Anosmia can generate depression because it does not allow to enjoy pleasant smells
Read on: The sense of smell
How do we feel smells?
The layer that lines the nose internally is called the mucous membrane. In this membrane there are receptors in charge of detecting odors and sending the information through the neurons to the brain.
When breathing, there are microscopic molecules that are detached from the different substances that surround us and that contact the receptors in charge of detecting odors. Once there, the information continues to the brain, where the odor will be identified.
In turn, information from the sense of taste will also reach the brain , and both will help to identify many flavors. Without the characteristic odor of each food, the flavors can seem unattractive.

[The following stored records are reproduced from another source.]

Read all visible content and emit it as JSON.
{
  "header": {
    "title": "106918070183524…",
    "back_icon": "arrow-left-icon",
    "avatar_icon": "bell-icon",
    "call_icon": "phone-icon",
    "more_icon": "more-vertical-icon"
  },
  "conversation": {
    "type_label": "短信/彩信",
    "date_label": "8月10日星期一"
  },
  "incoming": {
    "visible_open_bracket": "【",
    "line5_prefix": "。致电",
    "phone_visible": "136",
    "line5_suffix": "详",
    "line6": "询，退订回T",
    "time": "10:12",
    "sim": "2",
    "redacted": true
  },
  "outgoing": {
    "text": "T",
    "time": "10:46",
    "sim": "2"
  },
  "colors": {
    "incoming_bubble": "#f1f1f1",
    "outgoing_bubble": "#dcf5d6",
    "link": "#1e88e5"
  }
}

In addition, touch and sight also participate in the identification of flavors.
Find out more: What does your sense of smell say about your health?
What can cause anosmia or loss of smell?

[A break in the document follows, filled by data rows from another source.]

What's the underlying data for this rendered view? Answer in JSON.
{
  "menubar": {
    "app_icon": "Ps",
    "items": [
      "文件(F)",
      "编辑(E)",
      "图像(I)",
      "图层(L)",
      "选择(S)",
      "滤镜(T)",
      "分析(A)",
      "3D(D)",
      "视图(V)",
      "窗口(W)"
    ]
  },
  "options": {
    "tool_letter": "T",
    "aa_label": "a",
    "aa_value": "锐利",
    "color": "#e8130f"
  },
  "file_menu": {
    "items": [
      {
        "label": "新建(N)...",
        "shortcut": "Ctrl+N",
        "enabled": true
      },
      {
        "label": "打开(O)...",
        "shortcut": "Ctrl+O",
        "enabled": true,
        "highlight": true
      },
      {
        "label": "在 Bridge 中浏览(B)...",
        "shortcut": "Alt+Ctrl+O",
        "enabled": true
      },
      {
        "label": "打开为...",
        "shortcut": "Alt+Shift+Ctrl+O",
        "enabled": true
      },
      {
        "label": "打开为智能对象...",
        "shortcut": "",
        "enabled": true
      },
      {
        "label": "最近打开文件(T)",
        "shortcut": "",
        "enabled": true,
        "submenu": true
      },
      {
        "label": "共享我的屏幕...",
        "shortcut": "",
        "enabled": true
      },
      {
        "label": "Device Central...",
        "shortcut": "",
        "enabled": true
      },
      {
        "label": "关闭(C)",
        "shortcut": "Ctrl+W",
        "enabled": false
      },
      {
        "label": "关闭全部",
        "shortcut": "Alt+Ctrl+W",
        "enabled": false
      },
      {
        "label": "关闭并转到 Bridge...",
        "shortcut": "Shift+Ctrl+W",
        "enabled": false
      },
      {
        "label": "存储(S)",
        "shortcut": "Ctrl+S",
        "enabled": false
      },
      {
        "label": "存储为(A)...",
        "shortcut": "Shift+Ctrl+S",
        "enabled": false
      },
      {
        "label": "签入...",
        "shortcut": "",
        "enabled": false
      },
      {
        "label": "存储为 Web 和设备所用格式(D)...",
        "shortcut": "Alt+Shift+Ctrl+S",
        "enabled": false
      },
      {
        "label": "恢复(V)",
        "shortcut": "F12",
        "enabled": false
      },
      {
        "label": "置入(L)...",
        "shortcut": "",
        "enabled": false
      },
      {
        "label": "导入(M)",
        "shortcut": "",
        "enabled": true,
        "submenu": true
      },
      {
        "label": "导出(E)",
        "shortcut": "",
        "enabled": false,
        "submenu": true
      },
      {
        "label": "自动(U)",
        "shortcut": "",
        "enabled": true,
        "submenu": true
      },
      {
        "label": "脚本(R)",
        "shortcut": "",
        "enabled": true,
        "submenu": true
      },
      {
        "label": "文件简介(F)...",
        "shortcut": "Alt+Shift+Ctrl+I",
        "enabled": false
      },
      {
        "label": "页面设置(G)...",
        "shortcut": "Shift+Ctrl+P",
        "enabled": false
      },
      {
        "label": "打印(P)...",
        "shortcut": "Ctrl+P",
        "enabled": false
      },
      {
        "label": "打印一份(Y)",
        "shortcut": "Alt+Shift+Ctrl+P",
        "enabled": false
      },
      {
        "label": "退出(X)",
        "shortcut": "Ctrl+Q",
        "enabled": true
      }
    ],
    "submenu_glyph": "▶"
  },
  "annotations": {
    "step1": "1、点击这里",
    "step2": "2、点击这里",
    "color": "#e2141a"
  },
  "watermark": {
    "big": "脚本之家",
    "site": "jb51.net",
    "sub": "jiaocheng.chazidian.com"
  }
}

Let’s see some of the causes that may be behind anosmia or loss of smell:
- Nose and upper respiratory tract conditions: suchas colds, sinusitis, flu, seasonal allergies .
- Brain injuries
- Nasal tumors or polyps
- Neurodegenerative diseases: suchas Alzheimer’s disease , multiple sclerosis, or Parkinson’s disease .
- Consumption of some medications:some antibiotics and antihypertensives.
- Chemical exposure:either insecticides or solvents that can damage the nasal mucous membrane.
- Radiation:that which is located in the head and neck region.
It should be noted that normal aging can cause a decrease or even loss of smell. This is explained by the decrease in the neurons that send the information from the receptors that detect odors to the brain. This loss may increase as the years go by.
The causes of anosmia are varied, and range from the use of certain medications to the common cold
Can anosmia be treated?
Anosmia or loss of smell is not a disease in itself, so it does not have a specific treatment. Its approach is based on detecting what the cause is and treating it, if this is possible.
Doctors can treat conditions of the upper respiratory tract and nose, can advise on smoking cessation, remove polyps or tumors, and what corresponds to each cause. Sometimes it will be a temporary condition, and therefore reversible , and at other times it will be a chronic and irreversible condition.
Looking for the cause of anosmia, the intention is to reverse it, although partial or complete recovery of the sense of smell is not always achieved . It is worth noting the importance of implementing psychological support in those cases that require it.
If you have doubts or have perceived symptoms compatible with the lack of sense of smell, or a decrease in it, make an inquiry. The most appropriate would be to contact a nose, throat and ear specialist to start the tests.